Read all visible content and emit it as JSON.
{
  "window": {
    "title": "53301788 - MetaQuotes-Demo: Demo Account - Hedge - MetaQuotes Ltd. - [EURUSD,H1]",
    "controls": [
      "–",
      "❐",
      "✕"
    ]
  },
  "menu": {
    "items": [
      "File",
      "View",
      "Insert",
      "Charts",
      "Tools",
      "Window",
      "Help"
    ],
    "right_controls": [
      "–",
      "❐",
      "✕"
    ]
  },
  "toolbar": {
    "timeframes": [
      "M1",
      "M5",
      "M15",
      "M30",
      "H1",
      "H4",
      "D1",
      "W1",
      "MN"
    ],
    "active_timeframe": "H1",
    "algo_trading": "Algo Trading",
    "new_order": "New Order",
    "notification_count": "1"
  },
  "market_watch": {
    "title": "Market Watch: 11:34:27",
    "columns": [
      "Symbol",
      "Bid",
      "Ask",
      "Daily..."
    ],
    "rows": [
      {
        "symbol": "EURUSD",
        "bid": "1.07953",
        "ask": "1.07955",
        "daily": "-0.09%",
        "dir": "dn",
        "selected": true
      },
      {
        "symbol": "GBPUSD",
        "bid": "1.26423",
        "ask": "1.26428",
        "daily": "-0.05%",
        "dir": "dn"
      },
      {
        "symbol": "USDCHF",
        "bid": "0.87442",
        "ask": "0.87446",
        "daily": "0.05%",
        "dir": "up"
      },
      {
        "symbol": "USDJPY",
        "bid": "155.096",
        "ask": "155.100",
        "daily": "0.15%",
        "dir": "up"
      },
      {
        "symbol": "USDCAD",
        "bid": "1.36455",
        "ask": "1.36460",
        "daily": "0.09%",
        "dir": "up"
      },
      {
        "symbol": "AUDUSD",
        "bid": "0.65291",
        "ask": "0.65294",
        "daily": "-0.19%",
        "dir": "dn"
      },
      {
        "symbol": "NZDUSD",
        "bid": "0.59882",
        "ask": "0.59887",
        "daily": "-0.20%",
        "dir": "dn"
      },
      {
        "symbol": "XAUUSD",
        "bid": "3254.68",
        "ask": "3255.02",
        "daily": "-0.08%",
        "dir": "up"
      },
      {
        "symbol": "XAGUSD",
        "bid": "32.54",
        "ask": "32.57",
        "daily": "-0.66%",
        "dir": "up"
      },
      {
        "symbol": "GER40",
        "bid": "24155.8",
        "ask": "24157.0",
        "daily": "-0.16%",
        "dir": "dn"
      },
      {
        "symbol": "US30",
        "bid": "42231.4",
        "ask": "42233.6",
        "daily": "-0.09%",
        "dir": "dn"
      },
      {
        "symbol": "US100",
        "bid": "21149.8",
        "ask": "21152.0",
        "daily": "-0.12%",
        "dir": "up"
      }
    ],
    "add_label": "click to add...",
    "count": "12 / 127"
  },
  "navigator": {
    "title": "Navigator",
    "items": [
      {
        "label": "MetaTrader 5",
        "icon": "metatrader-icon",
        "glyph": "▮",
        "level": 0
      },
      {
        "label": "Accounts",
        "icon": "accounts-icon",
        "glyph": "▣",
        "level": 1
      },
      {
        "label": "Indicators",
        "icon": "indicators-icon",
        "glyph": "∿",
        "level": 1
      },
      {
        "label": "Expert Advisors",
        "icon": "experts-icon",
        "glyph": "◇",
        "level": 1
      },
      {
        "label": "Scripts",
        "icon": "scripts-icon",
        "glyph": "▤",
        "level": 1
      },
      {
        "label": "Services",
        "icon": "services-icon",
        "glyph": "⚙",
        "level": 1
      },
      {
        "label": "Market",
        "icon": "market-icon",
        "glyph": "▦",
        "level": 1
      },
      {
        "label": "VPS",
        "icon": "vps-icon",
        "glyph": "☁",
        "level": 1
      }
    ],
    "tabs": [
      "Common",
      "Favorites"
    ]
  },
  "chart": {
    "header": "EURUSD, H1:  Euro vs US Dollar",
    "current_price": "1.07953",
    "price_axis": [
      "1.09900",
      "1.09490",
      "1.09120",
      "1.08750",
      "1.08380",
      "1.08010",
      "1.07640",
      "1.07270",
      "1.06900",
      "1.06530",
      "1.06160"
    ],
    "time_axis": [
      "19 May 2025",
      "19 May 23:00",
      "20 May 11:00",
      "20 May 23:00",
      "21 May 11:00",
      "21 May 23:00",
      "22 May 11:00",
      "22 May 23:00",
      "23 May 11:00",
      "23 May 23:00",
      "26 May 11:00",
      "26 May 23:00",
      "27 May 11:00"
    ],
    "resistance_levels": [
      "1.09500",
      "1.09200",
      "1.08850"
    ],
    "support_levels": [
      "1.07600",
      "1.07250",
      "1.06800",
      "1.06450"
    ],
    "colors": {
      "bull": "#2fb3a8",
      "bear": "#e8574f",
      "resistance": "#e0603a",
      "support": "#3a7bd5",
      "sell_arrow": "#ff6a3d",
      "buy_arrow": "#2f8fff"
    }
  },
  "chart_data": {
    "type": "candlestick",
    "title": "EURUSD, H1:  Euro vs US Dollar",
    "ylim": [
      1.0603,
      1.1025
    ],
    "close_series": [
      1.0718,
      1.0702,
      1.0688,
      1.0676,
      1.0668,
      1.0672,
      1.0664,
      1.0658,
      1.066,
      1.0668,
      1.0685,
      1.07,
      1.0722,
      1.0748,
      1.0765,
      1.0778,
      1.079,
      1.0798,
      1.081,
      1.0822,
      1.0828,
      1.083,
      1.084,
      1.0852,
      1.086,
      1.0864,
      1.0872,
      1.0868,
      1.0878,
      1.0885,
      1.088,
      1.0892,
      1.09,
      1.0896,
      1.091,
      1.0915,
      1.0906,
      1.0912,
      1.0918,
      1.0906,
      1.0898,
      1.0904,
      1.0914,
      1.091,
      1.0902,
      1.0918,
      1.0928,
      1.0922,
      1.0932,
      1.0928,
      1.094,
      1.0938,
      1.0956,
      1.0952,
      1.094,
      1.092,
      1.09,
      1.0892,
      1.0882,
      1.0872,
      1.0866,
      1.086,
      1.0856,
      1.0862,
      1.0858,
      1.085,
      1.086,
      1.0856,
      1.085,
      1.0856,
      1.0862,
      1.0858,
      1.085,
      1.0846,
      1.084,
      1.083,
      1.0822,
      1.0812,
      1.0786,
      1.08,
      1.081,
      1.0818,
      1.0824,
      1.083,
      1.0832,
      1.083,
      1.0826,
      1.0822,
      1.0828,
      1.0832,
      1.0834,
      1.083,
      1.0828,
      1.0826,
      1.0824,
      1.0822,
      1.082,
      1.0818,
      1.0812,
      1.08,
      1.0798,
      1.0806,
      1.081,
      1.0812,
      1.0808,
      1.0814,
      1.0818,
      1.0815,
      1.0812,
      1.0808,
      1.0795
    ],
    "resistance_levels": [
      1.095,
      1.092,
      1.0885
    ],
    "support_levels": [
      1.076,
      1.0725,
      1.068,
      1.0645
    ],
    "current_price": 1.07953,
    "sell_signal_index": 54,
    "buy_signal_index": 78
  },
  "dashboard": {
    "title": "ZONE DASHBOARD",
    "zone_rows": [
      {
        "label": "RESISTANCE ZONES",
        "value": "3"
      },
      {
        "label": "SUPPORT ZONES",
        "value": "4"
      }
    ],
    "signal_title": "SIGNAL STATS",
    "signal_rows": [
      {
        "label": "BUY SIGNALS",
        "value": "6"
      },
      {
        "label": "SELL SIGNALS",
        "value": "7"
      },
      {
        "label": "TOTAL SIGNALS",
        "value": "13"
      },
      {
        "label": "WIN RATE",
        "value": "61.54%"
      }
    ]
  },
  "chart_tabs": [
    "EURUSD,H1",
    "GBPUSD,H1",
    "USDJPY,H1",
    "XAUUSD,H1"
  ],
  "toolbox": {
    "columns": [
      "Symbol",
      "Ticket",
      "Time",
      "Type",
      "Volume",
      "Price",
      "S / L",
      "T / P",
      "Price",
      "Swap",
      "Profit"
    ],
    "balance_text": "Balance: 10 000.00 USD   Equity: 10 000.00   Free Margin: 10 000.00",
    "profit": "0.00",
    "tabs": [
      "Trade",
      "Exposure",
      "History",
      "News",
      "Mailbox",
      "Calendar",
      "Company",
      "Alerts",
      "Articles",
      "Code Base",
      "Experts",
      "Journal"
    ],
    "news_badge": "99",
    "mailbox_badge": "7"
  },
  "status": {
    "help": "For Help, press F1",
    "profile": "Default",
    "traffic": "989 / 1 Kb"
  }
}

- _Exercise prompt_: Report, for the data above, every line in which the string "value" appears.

- _Answer to the problem_:
        "value": "3"
        "value": "4"
        "value": "6"
        "value": "7"
        "value": "13"
        "value": "61.54%"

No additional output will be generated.